◆ Aim of the exercise
Lines of the material that include the string "green" should be returned.

[[ Input data, beginning ]]

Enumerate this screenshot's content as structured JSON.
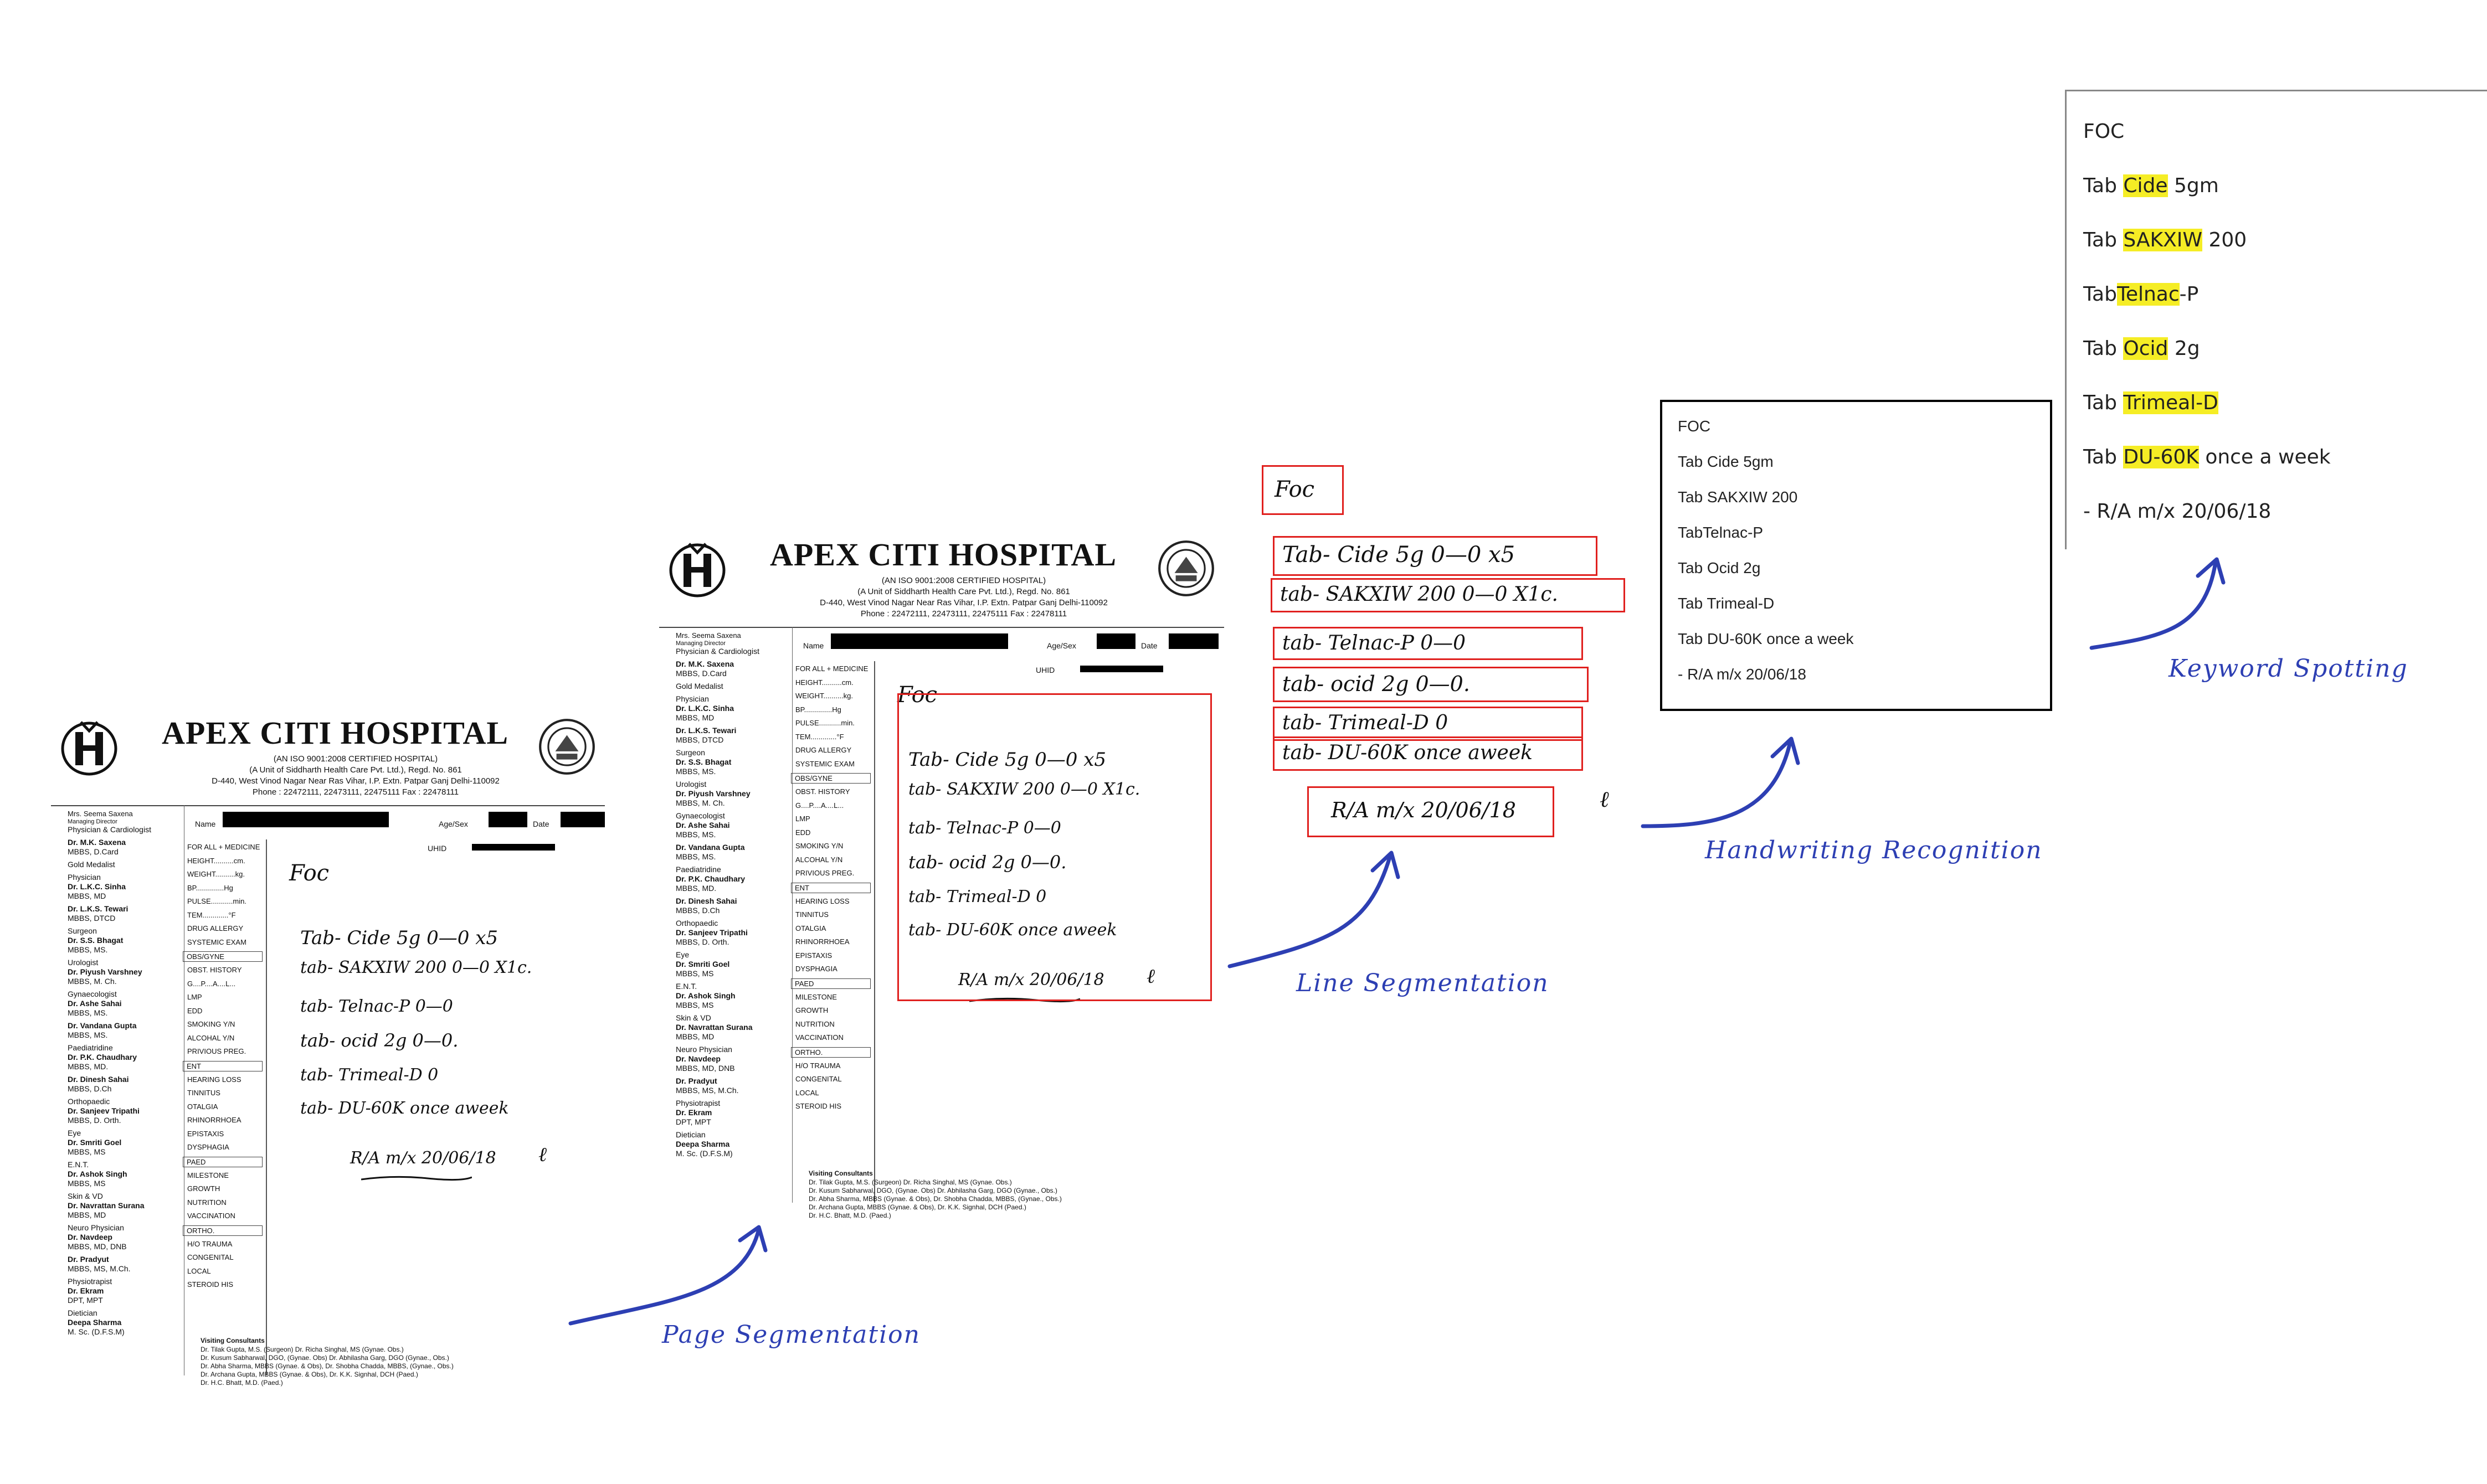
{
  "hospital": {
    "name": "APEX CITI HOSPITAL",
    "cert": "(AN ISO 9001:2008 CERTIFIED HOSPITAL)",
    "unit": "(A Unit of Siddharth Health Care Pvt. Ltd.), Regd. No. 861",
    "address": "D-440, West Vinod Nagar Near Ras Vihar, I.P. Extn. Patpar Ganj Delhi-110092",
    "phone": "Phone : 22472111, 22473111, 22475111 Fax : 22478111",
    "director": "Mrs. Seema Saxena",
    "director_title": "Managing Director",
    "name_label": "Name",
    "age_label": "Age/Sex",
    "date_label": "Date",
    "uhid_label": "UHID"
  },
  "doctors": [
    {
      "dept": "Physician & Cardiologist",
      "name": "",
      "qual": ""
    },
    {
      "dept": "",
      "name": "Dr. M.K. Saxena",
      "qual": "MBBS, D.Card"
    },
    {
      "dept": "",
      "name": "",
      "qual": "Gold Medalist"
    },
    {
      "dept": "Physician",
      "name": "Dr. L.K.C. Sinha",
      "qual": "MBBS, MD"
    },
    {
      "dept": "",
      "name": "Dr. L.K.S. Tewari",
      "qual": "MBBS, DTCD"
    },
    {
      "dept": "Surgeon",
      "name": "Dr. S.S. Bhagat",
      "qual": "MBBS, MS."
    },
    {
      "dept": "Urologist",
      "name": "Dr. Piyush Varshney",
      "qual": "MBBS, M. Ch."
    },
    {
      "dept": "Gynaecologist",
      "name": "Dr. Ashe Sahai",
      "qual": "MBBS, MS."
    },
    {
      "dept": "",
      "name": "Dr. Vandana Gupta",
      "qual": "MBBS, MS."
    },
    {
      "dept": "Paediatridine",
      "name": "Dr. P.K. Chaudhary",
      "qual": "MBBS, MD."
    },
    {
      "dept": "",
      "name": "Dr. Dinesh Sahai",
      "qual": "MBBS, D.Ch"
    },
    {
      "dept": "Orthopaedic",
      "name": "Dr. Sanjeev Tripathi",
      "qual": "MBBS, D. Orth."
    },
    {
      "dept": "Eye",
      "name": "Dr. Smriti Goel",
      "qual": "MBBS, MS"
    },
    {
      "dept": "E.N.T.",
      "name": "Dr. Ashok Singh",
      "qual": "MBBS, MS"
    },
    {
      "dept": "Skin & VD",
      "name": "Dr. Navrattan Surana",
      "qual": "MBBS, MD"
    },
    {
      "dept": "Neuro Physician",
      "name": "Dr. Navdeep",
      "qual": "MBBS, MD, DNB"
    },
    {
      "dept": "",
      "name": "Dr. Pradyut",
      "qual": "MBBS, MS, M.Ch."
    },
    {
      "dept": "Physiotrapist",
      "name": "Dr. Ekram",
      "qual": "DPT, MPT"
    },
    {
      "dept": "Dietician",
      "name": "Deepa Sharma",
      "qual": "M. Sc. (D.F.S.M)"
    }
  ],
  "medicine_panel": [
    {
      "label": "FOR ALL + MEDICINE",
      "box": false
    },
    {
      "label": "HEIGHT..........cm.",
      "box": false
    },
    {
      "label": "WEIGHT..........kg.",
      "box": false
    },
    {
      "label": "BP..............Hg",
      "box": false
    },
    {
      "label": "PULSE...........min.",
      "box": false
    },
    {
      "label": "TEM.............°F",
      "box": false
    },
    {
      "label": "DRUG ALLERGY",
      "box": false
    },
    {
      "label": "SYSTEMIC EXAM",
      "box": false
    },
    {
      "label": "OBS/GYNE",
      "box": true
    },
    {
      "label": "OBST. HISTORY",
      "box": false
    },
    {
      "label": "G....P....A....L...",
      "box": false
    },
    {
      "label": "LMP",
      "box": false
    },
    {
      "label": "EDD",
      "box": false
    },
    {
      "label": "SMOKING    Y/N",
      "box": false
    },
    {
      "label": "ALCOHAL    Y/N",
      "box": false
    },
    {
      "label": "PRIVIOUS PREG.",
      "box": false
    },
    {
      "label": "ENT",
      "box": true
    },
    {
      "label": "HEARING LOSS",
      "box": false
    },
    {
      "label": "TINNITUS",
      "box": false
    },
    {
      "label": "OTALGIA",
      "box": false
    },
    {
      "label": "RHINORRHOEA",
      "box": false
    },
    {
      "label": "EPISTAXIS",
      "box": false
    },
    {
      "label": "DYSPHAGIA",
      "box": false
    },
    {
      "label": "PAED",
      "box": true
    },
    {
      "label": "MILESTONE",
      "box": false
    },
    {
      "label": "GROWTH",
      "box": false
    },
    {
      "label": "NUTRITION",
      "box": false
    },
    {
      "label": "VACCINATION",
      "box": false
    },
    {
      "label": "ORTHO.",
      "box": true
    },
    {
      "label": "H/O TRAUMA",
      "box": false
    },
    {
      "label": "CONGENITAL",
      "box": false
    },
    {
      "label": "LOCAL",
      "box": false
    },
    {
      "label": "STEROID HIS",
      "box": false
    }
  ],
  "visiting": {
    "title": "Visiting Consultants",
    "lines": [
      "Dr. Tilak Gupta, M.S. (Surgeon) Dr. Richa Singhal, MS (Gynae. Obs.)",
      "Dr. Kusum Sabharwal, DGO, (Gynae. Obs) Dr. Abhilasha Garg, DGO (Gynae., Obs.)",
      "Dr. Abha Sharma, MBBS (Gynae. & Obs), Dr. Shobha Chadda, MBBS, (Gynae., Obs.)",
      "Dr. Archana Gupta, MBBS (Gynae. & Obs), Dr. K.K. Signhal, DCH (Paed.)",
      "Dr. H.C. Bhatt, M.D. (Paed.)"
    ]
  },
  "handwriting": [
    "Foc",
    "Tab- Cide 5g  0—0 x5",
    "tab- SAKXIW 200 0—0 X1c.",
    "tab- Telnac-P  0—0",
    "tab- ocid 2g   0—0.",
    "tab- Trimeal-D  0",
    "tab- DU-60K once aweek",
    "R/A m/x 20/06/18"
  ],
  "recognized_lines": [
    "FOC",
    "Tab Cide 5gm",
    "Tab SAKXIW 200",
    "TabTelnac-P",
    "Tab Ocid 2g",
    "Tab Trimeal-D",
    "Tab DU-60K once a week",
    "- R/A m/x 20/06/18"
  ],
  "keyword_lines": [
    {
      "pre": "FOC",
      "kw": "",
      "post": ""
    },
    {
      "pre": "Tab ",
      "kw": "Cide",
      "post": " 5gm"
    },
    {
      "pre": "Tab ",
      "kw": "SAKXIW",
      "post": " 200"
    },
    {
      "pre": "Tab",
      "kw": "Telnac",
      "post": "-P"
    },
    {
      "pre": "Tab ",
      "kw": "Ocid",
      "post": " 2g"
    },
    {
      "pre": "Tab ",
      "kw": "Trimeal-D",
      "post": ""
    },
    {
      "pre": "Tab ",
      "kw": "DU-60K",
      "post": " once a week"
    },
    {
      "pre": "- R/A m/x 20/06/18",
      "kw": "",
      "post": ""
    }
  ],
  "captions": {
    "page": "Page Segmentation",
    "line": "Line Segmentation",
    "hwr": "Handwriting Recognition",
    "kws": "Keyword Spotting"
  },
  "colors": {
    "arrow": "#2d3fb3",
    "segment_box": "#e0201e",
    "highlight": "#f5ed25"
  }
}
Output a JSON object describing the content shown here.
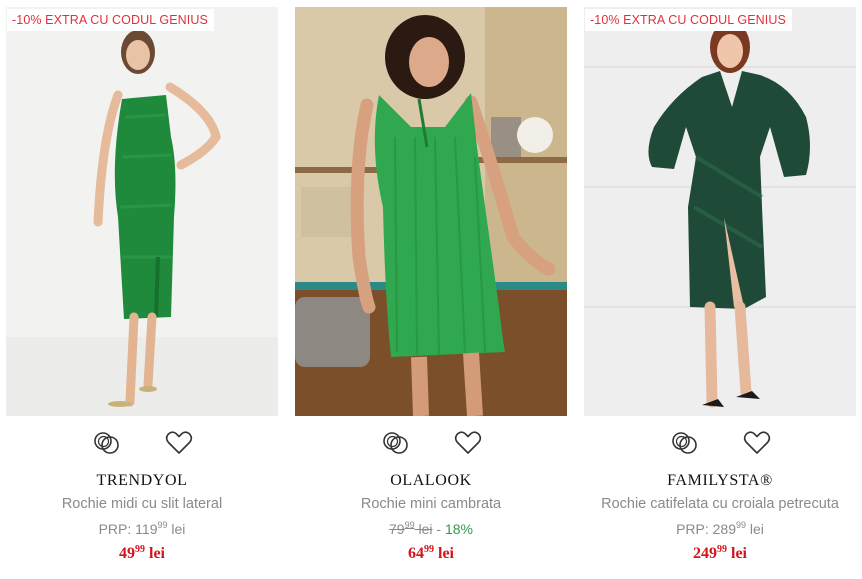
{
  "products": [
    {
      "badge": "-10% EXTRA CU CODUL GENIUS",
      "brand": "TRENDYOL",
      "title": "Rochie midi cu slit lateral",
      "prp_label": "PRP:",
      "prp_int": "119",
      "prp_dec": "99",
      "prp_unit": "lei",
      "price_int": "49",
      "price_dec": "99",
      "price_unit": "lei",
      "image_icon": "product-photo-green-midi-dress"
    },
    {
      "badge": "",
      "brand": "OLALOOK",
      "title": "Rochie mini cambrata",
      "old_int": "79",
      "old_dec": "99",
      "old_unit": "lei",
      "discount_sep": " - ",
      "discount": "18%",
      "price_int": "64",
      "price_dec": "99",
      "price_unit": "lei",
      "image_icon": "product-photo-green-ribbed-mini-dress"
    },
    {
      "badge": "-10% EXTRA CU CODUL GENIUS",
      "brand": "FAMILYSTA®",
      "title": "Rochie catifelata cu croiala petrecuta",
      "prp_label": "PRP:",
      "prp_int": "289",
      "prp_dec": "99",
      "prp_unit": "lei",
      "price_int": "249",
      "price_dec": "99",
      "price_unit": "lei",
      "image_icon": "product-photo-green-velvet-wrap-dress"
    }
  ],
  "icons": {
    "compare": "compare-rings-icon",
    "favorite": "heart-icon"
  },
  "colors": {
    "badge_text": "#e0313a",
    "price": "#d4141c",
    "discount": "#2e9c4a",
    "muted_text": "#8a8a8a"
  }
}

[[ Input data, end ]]

◆ Task response
      "image_icon": "product-photo-green-midi-dress"
      "image_icon": "product-photo-green-ribbed-mini-dress"
      "image_icon": "product-photo-green-velvet-wrap-dress"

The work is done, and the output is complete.